Taylor Brooks is the 2023 ALA Emerging Leader for NMRT!
Institution: Seattle Public Library
Job Title: African American Collection and Community Engagement Librarian
Brief Job Description: The scope includes the management of the African American Collection, including maintenance and amplification (developing new ways of thinking about the collection). The collection has over 10k items. Additionally, I have typical adult services tasks, including development for the adult fiction and non-fiction collection, information and reference work, and any professional development work expected of an early career librarian. Lastly, my job also involves community engagement. This is largely being an active member in the community (showing up at events and learning more about the history and connections in the Central District), developing and enriching community partnerships, and serving as a connector between community members and the organizations that serve them.
What got you interested in libraries?
I was drawn to librarianship through my desire to engage with my community.

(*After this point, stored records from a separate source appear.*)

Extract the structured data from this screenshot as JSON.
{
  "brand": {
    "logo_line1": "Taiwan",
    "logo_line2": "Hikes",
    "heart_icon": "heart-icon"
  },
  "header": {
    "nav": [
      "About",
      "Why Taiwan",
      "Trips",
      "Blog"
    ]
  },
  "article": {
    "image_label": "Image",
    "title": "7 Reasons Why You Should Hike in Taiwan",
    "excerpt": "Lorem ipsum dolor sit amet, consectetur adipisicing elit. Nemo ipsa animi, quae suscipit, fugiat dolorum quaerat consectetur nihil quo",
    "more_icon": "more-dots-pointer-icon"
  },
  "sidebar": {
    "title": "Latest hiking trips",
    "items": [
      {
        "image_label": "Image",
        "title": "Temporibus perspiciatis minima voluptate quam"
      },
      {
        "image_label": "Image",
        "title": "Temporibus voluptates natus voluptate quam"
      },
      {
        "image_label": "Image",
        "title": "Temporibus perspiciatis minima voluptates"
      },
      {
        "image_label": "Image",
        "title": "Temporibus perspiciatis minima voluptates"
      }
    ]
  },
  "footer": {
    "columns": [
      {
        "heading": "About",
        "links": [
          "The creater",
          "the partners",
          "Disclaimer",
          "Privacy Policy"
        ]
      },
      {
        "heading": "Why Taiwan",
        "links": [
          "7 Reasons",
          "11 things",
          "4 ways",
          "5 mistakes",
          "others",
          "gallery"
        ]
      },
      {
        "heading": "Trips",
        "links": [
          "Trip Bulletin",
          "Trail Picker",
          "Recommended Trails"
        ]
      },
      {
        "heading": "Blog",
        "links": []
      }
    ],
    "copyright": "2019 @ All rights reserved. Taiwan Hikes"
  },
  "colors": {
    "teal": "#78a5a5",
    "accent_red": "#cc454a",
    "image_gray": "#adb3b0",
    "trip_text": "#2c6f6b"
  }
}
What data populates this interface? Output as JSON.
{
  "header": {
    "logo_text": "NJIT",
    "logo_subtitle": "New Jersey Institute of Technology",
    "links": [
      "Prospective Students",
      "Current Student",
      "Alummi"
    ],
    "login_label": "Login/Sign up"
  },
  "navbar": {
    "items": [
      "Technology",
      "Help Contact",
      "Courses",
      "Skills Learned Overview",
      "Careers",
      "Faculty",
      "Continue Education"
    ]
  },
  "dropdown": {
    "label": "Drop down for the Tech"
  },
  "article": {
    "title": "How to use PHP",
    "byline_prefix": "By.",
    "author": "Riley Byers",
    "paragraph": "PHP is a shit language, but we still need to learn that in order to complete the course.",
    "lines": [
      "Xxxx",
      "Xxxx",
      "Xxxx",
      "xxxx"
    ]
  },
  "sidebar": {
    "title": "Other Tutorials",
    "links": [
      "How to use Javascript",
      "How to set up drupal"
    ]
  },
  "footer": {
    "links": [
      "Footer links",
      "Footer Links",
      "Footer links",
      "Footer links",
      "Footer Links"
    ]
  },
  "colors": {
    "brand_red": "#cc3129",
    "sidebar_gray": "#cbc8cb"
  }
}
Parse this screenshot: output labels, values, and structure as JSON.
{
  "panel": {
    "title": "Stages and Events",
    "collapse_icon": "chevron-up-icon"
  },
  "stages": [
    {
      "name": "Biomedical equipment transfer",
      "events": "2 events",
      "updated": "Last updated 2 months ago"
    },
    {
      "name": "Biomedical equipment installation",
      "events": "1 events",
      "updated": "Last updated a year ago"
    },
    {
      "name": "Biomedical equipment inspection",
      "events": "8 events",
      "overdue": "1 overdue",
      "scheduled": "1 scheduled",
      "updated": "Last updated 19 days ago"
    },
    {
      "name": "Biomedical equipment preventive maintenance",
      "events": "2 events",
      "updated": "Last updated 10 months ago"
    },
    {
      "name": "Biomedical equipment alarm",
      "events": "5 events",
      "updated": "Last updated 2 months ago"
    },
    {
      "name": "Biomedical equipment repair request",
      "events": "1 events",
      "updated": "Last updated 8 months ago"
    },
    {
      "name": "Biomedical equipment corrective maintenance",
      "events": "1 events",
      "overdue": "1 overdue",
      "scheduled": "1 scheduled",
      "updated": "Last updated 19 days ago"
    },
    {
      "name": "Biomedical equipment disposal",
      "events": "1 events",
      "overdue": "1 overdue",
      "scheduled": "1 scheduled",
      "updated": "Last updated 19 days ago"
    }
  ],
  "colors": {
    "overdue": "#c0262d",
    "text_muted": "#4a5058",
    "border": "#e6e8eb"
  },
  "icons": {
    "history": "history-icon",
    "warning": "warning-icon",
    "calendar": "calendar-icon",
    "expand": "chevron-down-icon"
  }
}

The idea of “engagement” has transformed over the years for me, at first it manifested as a desire to create a great deal of public programming, then as I moved into the academic libraries it was to teach and create helpful resources for students, and now in my current role I think engagement is more advocating and preserving narratives and histories. Libraries can do it all and being a librarian can change as you go on in your career.
What is one of your favorite things about NMRT?
The patience and constant support that NMRT has for their members. As librarians, we all know a lot about juggling a multitude of tasks every day. I know in my position that I find it hard to carve out time to do anything extra, in fact, I often end up losing things through the constant shuffle of daily tasks. However, NMRT constantly finds ways to support librarians regardless of their workload and time in the profession. The support at conferences and even just the consistency of outreach about their services are impressive for a round table. I never feel pressured to participate or that if I reach out, I will be ignored. I am so happy to be a member and would encourage others to join as well!
Do you have any advice for other new librarians?
I would say that it is so important to find a mentor or peer mentor in this field. I think having the proper guidance on projects or job opportunities is crucial. I would not be in the position that I am in without the mentors I met along the way, especially Twanna Hodge. I know finding the right mentor can be difficult. NMRT has a mentorship program, and I would recommend people consider participating. However, even taking a look around you and seeing which colleagues, supervisors, or community members would serve as a good mentor is a great start.